What the task asks -
Go over the records and copy every line with the string "heading".

Input data -
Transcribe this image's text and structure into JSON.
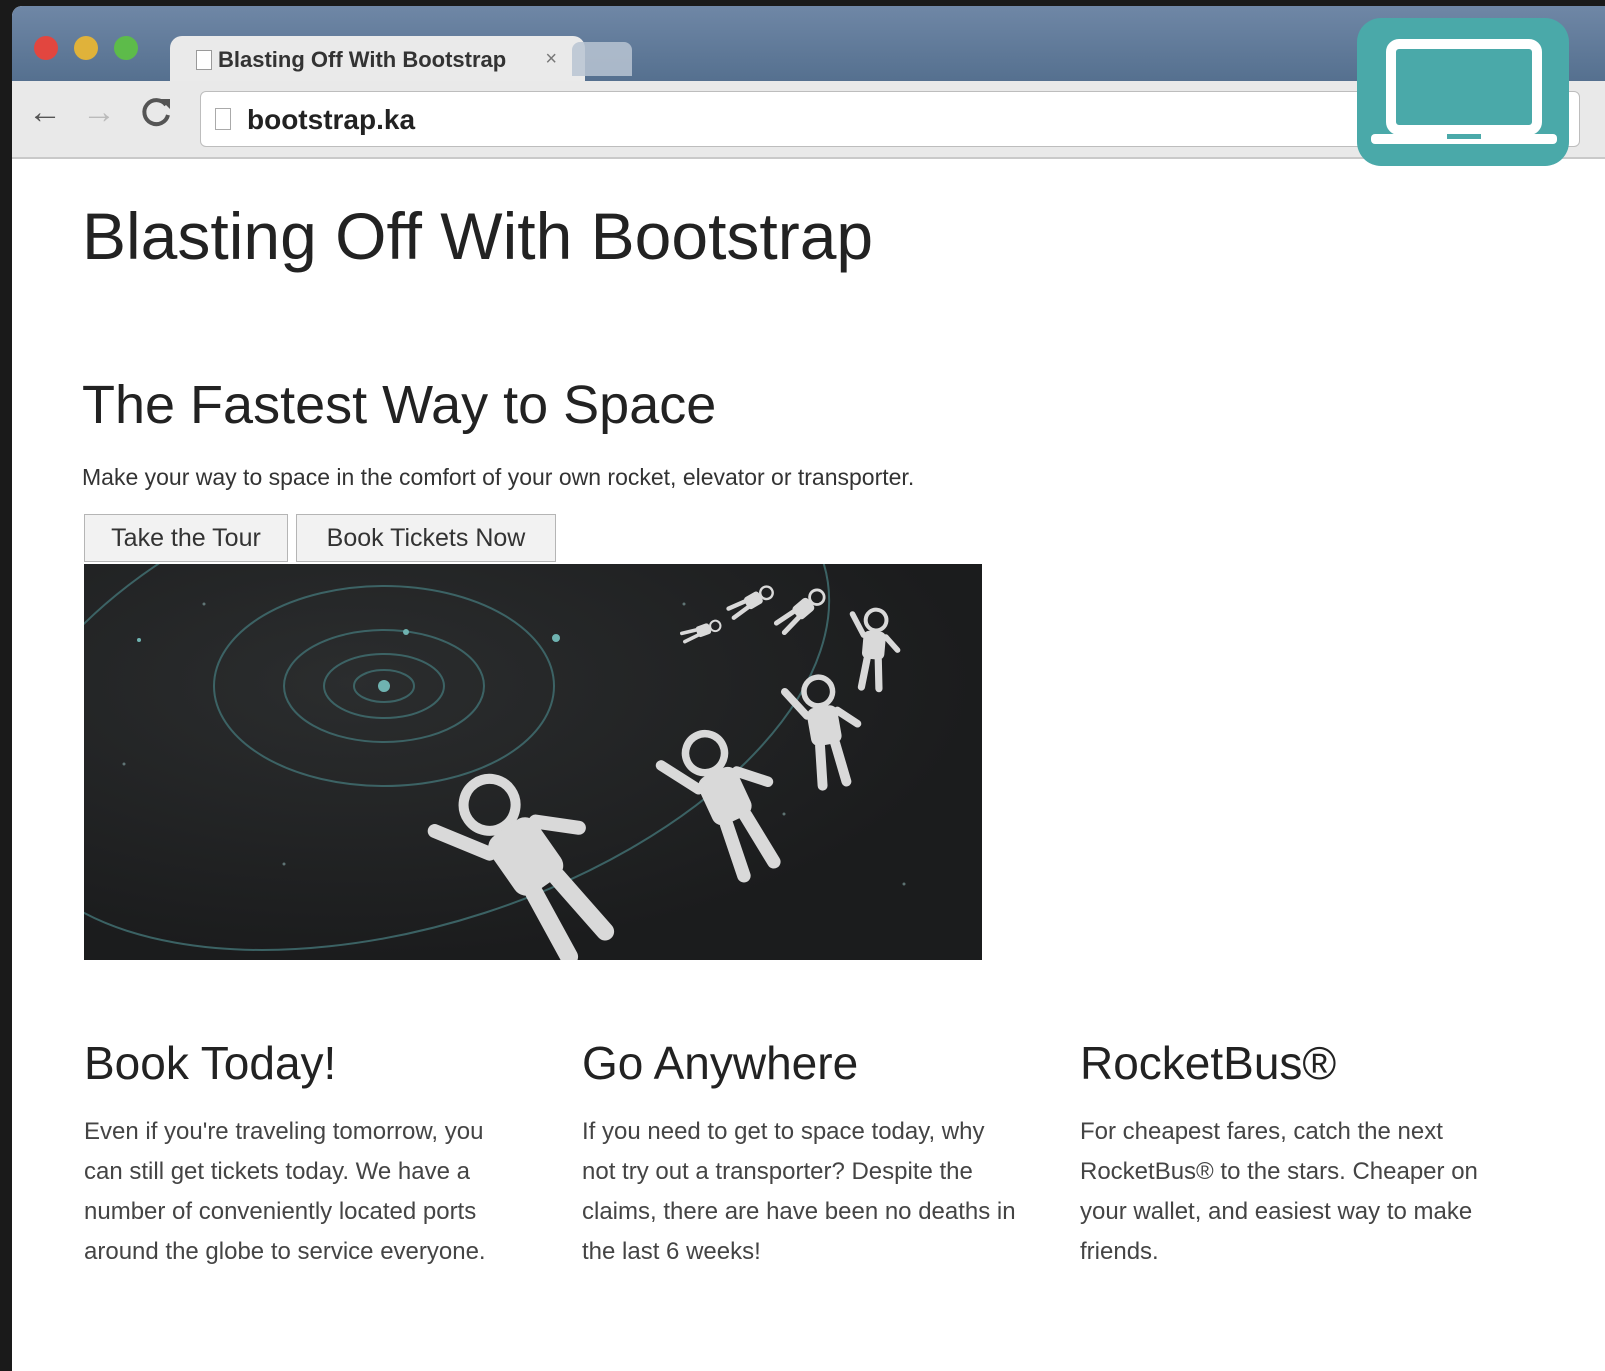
{
  "browser": {
    "tab_title": "Blasting Off With Bootstrap",
    "tab_close": "×",
    "url": "bootstrap.ka"
  },
  "page": {
    "site_title": "Blasting Off With Bootstrap",
    "hero": {
      "heading": "The Fastest Way to Space",
      "text": "Make your way to space in the comfort of your own rocket, elevator or transporter.",
      "buttons": [
        "Take the Tour",
        "Book Tickets Now"
      ]
    },
    "columns": [
      {
        "heading": "Book Today!",
        "text": "Even if you're traveling tomorrow, you can still get tickets today. We have a number of conveniently located ports around the globe to service everyone."
      },
      {
        "heading": "Go Anywhere",
        "text": "If you need to get to space today, why not try out a transporter? Despite the claims, there are have been no deaths in the last 6 weeks!"
      },
      {
        "heading": "RocketBus®",
        "text": "For cheapest fares, catch the next RocketBus® to the stars. Cheaper on your wallet, and easiest way to make friends."
      }
    ]
  },
  "icons": {
    "back": "arrow-left-icon",
    "forward": "arrow-right-icon",
    "reload": "reload-icon",
    "device": "laptop-icon"
  },
  "colors": {
    "tabstrip": "#5f7a99",
    "device_badge": "#4aa9a9",
    "hero_image_bg": "#1e1f20"
  }
}
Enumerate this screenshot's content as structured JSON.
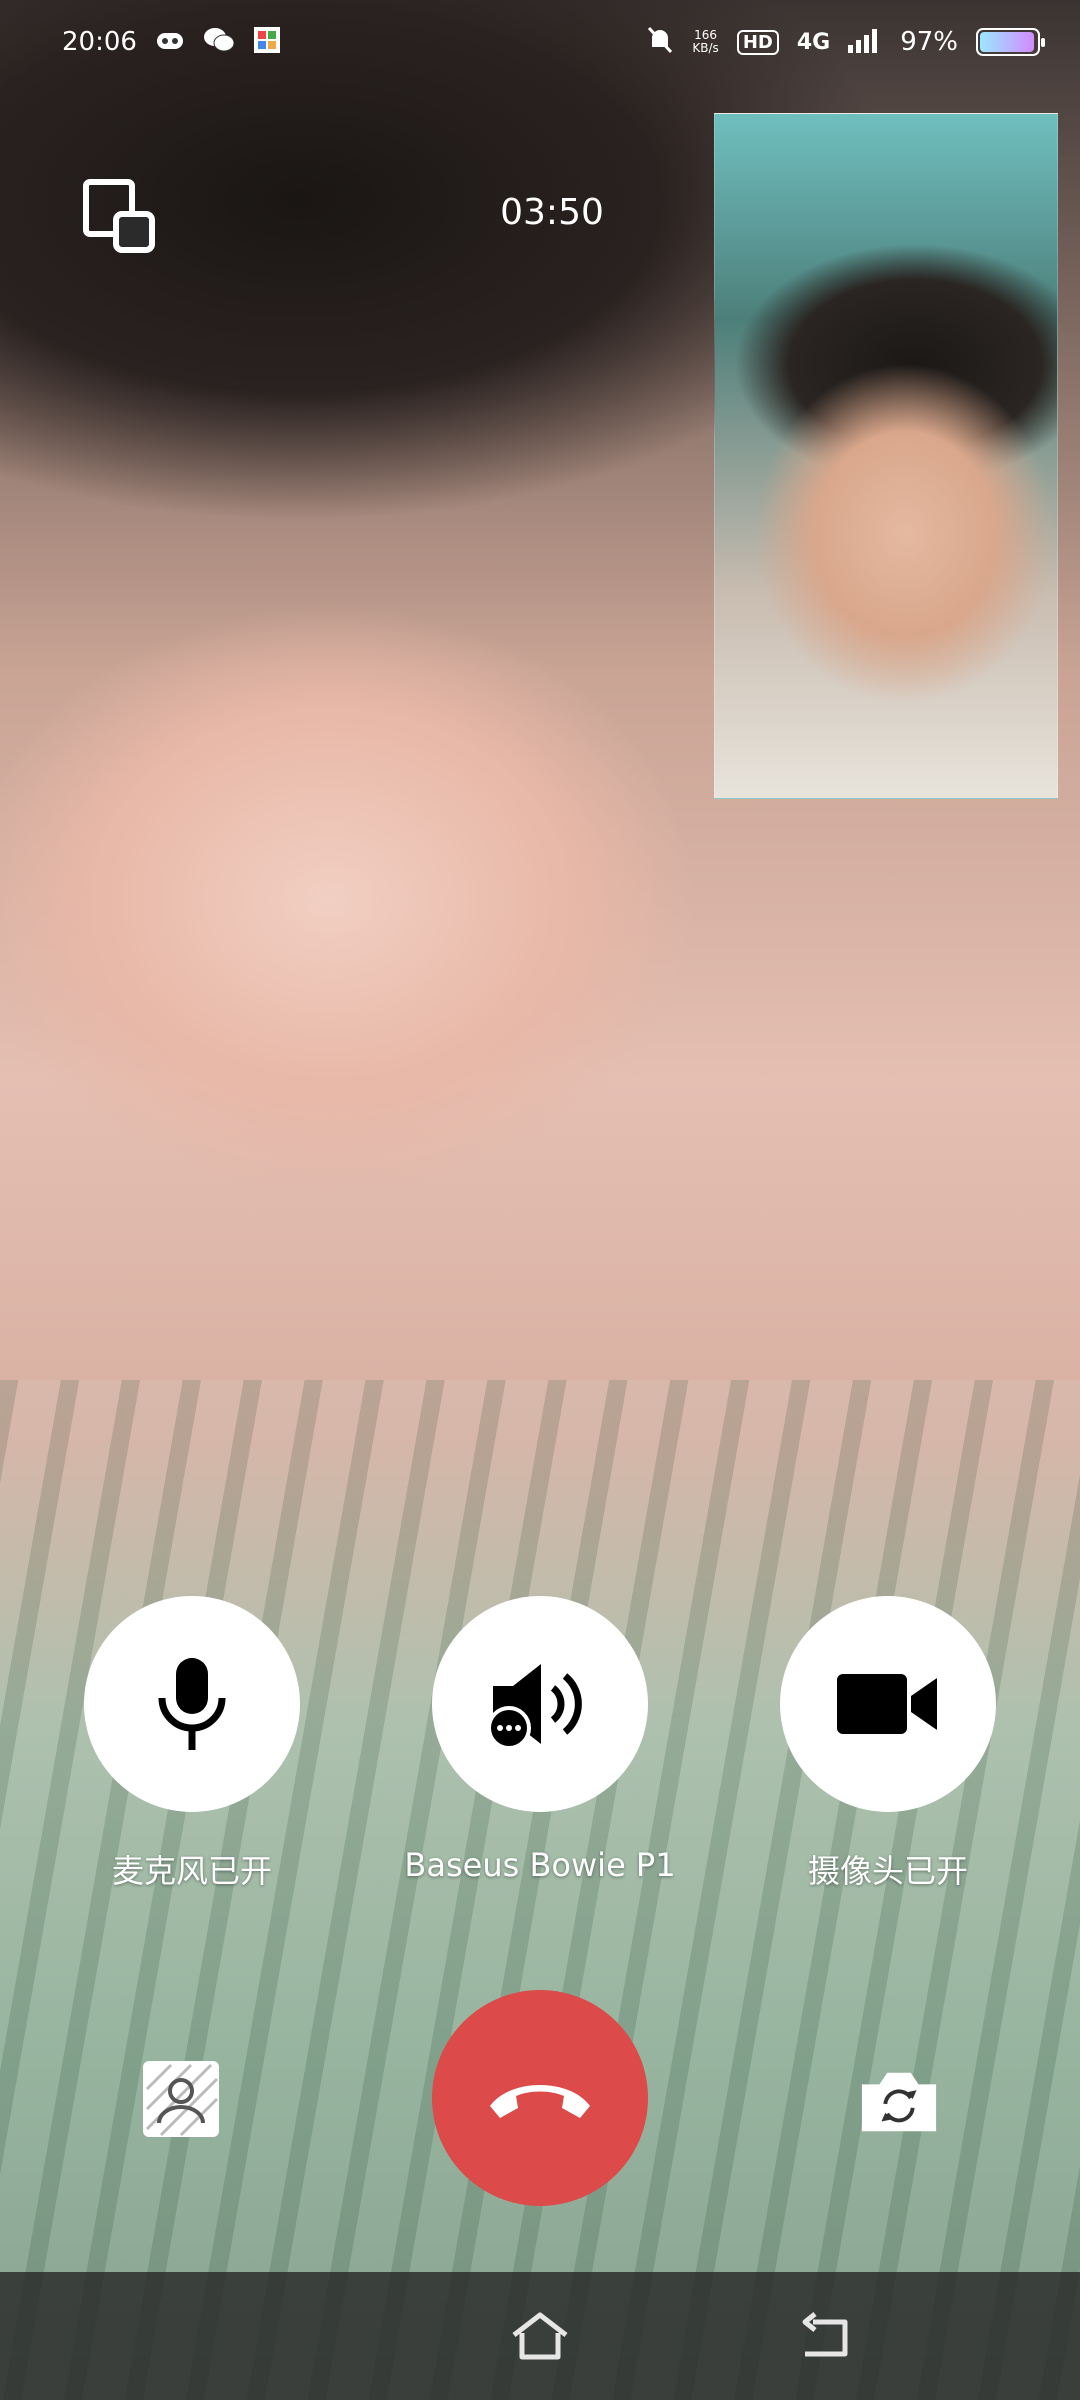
{
  "status_bar": {
    "time": "20:06",
    "net_speed_value": "166",
    "net_speed_unit": "KB/s",
    "hd": "HD",
    "network": "4G",
    "battery": "97%",
    "battery_level": 0.97
  },
  "call": {
    "timer": "03:50"
  },
  "controls": {
    "mic_label": "麦克风已开",
    "audio_label": "Baseus Bowie P1",
    "camera_label": "摄像头已开"
  },
  "colors": {
    "end_call": "#dc4a4a",
    "control_bg": "#ffffff"
  }
}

Answer space -
      "heading": "The Fastest Way to Space",
        "heading": "Book Today!",
        "heading": "Go Anywhere",
        "heading": "RocketBus®",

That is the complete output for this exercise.